Kevin’s imaginary Iceflows, incorporating glass and glass frit (granular glass) give the scene a sense of depth, texture and fluidity, exploring our relationship with this space that we inhabit, ecologically, politically and socially. In this current climate of ‘global warming’ and ‘global dimming’, we all need a reminder of the fragility of our own existence and the responsibilities we have for future generations.
Inspired by the techniques of printmaking and mixed media, I use glass as a blank canvas, layering and printing with enamels to create depth and sometimes tactile surfaces. The process of making is the most important aspect to me, working directly with the materials to see where it takes me and how the piece evolves.
Lyn Jenkins Feltmaker
I have been involved in feltmaking for a considerable length of time, but the excitement of transforming fibre into a stable fabric, and the infinite and varied ways of doing so , never ceases to fulfil and provoke me.
Expressing this joy with colour whether it is using a delicate palette , or a shockingly vibrant one is one of my prime concerns.

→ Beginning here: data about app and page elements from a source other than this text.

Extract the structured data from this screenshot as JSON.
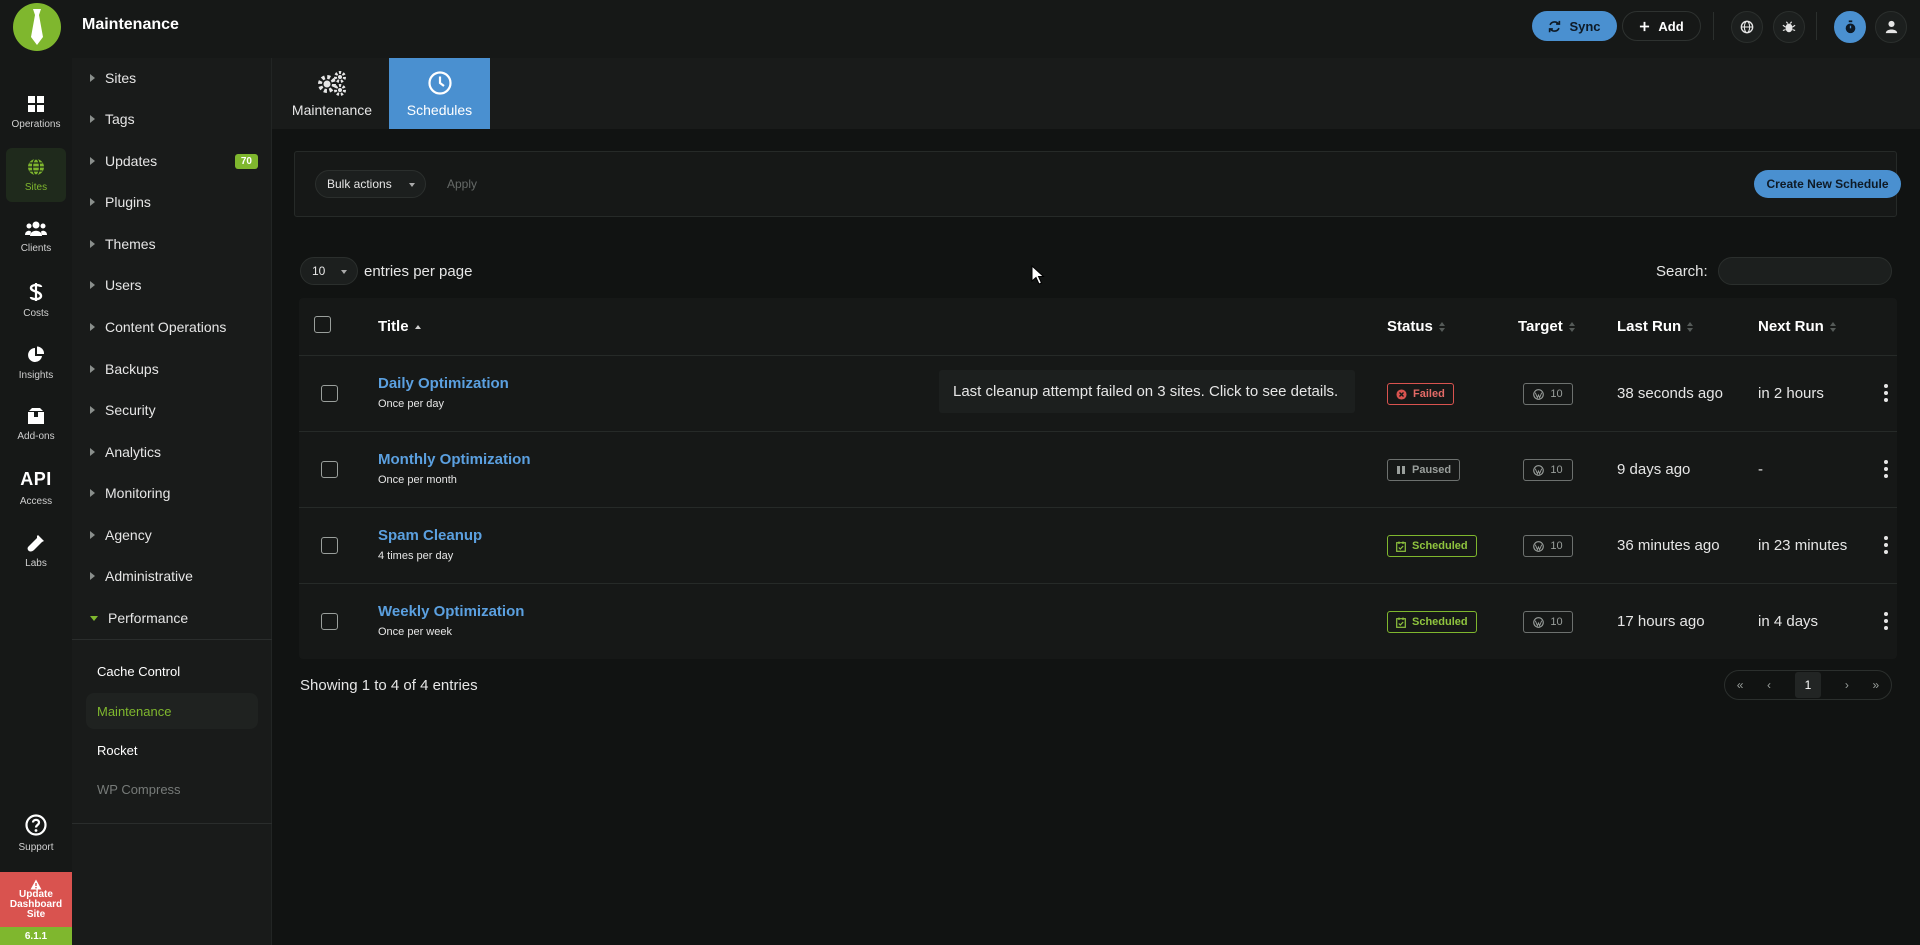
{
  "app": {
    "title": "Maintenance"
  },
  "top": {
    "sync_label": "Sync",
    "add_label": "Add"
  },
  "rail": {
    "items": [
      {
        "label": "Operations",
        "icon": "grid-icon"
      },
      {
        "label": "Sites",
        "icon": "globe-icon"
      },
      {
        "label": "Clients",
        "icon": "users-icon"
      },
      {
        "label": "Costs",
        "icon": "dollar-icon"
      },
      {
        "label": "Insights",
        "icon": "pie-chart-icon"
      },
      {
        "label": "Add-ons",
        "icon": "box-icon"
      },
      {
        "label": "Access",
        "icon_text": "API"
      },
      {
        "label": "Labs",
        "icon": "flask-icon"
      }
    ],
    "support_label": "Support",
    "update_label_1": "Update",
    "update_label_2": "Dashboard",
    "update_label_3": "Site",
    "version": "6.1.1"
  },
  "sidebar": {
    "items": [
      {
        "label": "Sites"
      },
      {
        "label": "Tags"
      },
      {
        "label": "Updates",
        "badge": "70"
      },
      {
        "label": "Plugins"
      },
      {
        "label": "Themes"
      },
      {
        "label": "Users"
      },
      {
        "label": "Content Operations"
      },
      {
        "label": "Backups"
      },
      {
        "label": "Security"
      },
      {
        "label": "Analytics"
      },
      {
        "label": "Monitoring"
      },
      {
        "label": "Agency"
      },
      {
        "label": "Administrative"
      },
      {
        "label": "Performance"
      }
    ],
    "sub_items": [
      {
        "label": "Cache Control"
      },
      {
        "label": "Maintenance"
      },
      {
        "label": "Rocket"
      },
      {
        "label": "WP Compress"
      }
    ]
  },
  "tabs": [
    {
      "label": "Maintenance",
      "icon": "gears-icon"
    },
    {
      "label": "Schedules",
      "icon": "clock-icon"
    }
  ],
  "toolbar": {
    "bulk_actions": "Bulk actions",
    "apply": "Apply",
    "create": "Create New Schedule"
  },
  "listing": {
    "per_page": "10",
    "per_page_label": "entries per page",
    "search_label": "Search:",
    "search_value": "",
    "showing": "Showing 1 to 4 of 4 entries"
  },
  "table": {
    "headers": {
      "title": "Title",
      "status": "Status",
      "target": "Target",
      "last_run": "Last Run",
      "next_run": "Next Run"
    },
    "rows": [
      {
        "title": "Daily Optimization",
        "frequency": "Once per day",
        "status": "Failed",
        "target": "10",
        "last_run": "38 seconds ago",
        "next_run": "in 2 hours"
      },
      {
        "title": "Monthly Optimization",
        "frequency": "Once per month",
        "status": "Paused",
        "target": "10",
        "last_run": "9 days ago",
        "next_run": "-"
      },
      {
        "title": "Spam Cleanup",
        "frequency": "4 times per day",
        "status": "Scheduled",
        "target": "10",
        "last_run": "36 minutes ago",
        "next_run": "in 23 minutes"
      },
      {
        "title": "Weekly Optimization",
        "frequency": "Once per week",
        "status": "Scheduled",
        "target": "10",
        "last_run": "17 hours ago",
        "next_run": "in 4 days"
      }
    ],
    "tooltip": "Last cleanup attempt failed on 3 sites. Click to see details."
  },
  "pager": {
    "first": "«",
    "prev": "‹",
    "current": "1",
    "next": "›",
    "last": "»"
  },
  "colors": {
    "accent_green": "#7fb72e",
    "accent_blue": "#4a90d0",
    "failed_red": "#d9534f"
  }
}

Hand Blown and Kiln Formed Studio Glass
I enjoy working in both two and three dimensions and work with both hot and cold glass. My work revolves around the underlying themes of ‘movement and change’. I take a panorama or a sequence of photographs of a chosen subject and develop my designs through the use of a wide variety of drawing media and model making. I am drawn to geometric form, optical illusion, sacred geometry and the symbolism that surrounds it and I see a geometric form as a type of boundary to be broken; a challenge to see how far it can be taken, using glass and its unique optical qualities as a means of expression and communication.
I am also fascinated by the way that the light changes as it travels across the landscape, especially over Lincolnshire Wolds; an area of outstanding natural beauty where I live; an area that is a constant source of inspiration. The Wolds themselves have many barriers and boundaries that have led me to a new range of work based around physical and human barriers, breaking down the glass and ‘rebuilding’ it to create delicate but strong pieces of immense beauty.
Does a Hammer Have a Heart?
This body of work comes from the love of my memories of spending time with my father and grandfather, in their workshops or at work.
These tools have been cast from originals; they hold all the patina and marks created from years of use. Although the tools I cast from are useless for their original working purpose as tools because many are damaged or broken they still hold memories for me. This inspired me to think about the non-functional side of tools, and how even that dimension had a function. This in turn led me to think about a way of representing this concept in a physical form and brought to mind the saying as useless as a glass hammer, and led me to question it?
These tools are made through the process of lost wax casting.
I first came across the fusing of glass as a ceramics student in the final year of my degree in 1999. The excitement of the making and firing process motivated an overwhelming and new interest.
The anticipation and apprehension when opening the kiln awoke a new found passion and focus – never quite knowing if a new experiment would bring a successful fusion, another technical problem or an accidental ‘wow’!
I am intrigued by the technical experimentation of compatible materials and firing temperatures.
I adore the marriage of design and aesthetics, focusing on colour and shape combinations, compositional balance and the quality of the finished piece.